I’ve seen a OLED display of the size of your top plate (4x8 cm) but can’t remember where… Chineese ESC manufacturer but where :thinking:

The Maytech eskate remote has leds that signals reciever connection Low battery etc. a small piece of plexiglass makes them shine trough the top.

The actual curcuit is quite small. The BWR goes to the hall sensor the BB to the reed switch. The small diodes on the right is the leds. Note the little antenna wire onthe right also.

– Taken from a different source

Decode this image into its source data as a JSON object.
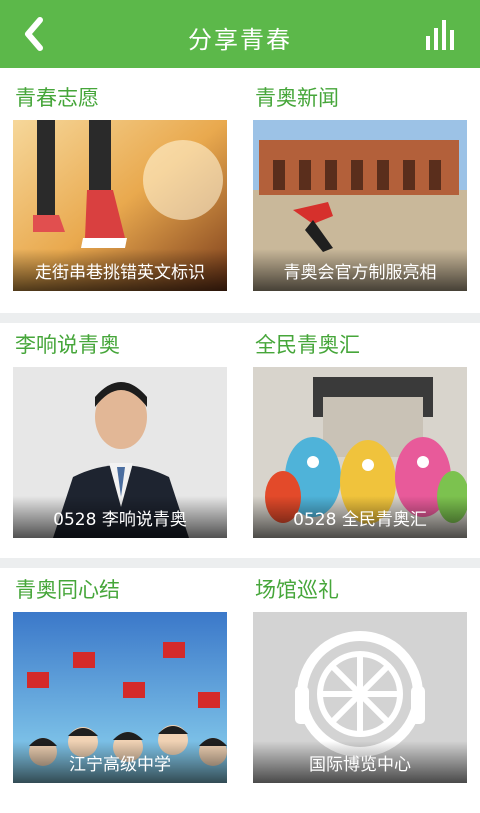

The trigger mecanism. I use a linear hall sensor that wants 180 degrees min to max. Therefore the cogs. A small spring makes the red trigger rebound. Two neodym magnets sits in the yellow wheel.

The placement of the hall sensor.

The battery is a 18650 cell and is water protected by a screw cap with o-rings.

The on/off switch. A neodym magnet in the bottom of the red lever switch triggers the reed switch on the dry side.


As a complete novice with programming for these sorts of things, where do I start? What programming language do I need to learn?

No programing needed here. The eskate remote is used as it is. Just some soldering and a LOT of CADing and 3D printing.

The remote that was hacked.

Besides the remote itself, epoxi glue, 3D filament etc the list of components are short.

  • three neodym 3x8 mm magnets
  • one linear hall sensor for ebikes (eBay)
  • one reed switch
  • 18650 cell (one is enough and lasts ”forever”)
  • two small springs for rebounding trigger and on/off lever.

Cheap! And it floats :slight_smile:


Another very nice way to go. It’s amazing what’s going on on this forum during this month of July 2019.:slightly_smiling_face:
Do you plan to release your STL files ?